The growth of religion in Chinese communities could largely be attributed to the “spiritual void” as we have discussed in class before. This familiar concept is described as a “spiritual crisis” in Yu’s paper and is likely caused by a multitude of factors, including a lack of religious development following the Cultural Revolution and the growth of corruption and materialism in a rapidly modernizing society. The efforts of Chinese people today to find a sense of spiritual awakening have led many of them into traps, temples and religious groups managed like for-profit companies, taking advantage of those who don’t know any better.
Much of the Buddhism practiced in China today is considered “Lay Buddhism,” with “incense burners” or “xiangke” simply going to temples to ask for favors from gods. While Tibetan Buddhism has gained a wider following in Mainland China in the recent years, any traditions involving Tibet are heavily politicized and risky to take part in largely due to complicated politics which can be associated with possible involvement with Taiwan. For many Chinese people, including Taiwanese, the mystique surrounding Tibetan Buddhism has always been a major factor contributing to its popularity.
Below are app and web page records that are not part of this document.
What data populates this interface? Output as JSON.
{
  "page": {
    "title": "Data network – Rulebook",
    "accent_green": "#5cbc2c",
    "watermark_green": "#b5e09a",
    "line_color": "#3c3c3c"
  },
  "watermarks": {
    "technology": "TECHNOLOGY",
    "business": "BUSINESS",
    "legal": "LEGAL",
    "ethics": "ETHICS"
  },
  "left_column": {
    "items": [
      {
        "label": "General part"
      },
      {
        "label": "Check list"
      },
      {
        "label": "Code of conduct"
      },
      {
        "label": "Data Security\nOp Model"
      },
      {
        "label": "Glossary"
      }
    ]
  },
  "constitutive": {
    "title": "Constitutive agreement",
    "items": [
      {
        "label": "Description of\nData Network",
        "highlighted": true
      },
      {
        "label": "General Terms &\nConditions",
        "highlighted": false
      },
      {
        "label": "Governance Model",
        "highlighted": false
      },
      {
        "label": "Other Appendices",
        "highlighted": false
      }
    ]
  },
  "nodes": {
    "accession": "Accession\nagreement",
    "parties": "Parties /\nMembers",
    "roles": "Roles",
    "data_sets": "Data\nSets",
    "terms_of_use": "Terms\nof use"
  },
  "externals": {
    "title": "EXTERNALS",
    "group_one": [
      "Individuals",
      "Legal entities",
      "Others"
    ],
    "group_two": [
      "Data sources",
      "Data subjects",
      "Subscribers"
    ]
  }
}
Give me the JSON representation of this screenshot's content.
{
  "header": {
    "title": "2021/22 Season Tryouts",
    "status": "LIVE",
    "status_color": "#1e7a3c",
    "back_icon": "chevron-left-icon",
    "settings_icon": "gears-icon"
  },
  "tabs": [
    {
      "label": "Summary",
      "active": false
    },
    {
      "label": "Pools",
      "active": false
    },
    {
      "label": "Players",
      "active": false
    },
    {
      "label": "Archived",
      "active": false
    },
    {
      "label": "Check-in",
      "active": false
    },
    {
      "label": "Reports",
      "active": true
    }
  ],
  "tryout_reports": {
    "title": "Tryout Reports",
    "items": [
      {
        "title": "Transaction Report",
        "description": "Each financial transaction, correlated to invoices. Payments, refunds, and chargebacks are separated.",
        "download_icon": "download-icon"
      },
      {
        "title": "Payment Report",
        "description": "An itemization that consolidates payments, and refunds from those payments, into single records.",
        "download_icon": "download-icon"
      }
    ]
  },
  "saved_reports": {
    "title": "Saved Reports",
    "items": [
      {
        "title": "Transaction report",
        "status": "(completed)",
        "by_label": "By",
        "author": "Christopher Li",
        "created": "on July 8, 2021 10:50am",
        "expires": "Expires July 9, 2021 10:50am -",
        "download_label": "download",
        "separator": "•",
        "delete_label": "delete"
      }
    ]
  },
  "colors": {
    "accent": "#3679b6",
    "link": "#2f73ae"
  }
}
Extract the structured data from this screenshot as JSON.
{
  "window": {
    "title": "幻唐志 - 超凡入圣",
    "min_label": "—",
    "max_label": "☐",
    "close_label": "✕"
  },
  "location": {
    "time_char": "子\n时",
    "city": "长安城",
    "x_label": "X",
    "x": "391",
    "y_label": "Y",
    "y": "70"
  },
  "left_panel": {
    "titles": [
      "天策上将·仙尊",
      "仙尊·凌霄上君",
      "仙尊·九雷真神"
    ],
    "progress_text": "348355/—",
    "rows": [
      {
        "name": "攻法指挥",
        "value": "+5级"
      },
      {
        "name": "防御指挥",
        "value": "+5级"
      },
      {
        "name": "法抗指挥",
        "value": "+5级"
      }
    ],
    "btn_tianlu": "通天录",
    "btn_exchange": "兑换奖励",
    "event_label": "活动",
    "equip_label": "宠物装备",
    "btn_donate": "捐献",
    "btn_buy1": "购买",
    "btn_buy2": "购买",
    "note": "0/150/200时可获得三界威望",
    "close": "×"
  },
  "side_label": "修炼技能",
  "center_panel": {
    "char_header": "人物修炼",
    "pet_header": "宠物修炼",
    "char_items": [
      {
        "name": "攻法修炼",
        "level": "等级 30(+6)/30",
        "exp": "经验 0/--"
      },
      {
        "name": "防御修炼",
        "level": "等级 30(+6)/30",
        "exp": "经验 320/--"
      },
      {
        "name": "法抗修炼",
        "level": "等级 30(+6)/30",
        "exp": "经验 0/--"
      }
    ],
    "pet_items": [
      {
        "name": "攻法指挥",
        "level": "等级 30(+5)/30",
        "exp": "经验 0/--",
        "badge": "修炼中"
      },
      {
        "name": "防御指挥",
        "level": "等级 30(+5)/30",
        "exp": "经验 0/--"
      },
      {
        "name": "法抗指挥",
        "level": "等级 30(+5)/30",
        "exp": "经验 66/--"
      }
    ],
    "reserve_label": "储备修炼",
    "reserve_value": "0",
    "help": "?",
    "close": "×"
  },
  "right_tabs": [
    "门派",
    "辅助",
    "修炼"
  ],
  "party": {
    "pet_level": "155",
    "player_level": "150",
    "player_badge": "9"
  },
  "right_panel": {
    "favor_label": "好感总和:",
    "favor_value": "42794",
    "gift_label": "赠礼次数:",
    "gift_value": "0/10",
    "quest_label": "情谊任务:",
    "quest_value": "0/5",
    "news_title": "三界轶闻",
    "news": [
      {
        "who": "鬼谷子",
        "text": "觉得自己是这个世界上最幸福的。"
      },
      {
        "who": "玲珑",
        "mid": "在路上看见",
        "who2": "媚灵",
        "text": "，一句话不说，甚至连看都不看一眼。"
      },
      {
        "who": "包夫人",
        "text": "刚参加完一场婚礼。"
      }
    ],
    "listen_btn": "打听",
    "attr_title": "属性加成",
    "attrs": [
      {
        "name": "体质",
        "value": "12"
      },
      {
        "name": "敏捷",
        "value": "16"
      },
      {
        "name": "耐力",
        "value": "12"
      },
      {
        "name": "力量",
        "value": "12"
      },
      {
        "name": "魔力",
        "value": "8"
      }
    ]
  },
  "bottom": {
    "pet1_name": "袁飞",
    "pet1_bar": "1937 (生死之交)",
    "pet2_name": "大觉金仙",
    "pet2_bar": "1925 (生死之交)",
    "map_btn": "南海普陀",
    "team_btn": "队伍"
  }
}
While Tibet and Taiwan have had previous connections politically, I find it rather interesting that the Mainland and Taiwan governments somehow always find a way to politicize basically every single topic. While the Tibetan issue is definitely a geopolitical issue, it is equally important as a religious and spiritual issue.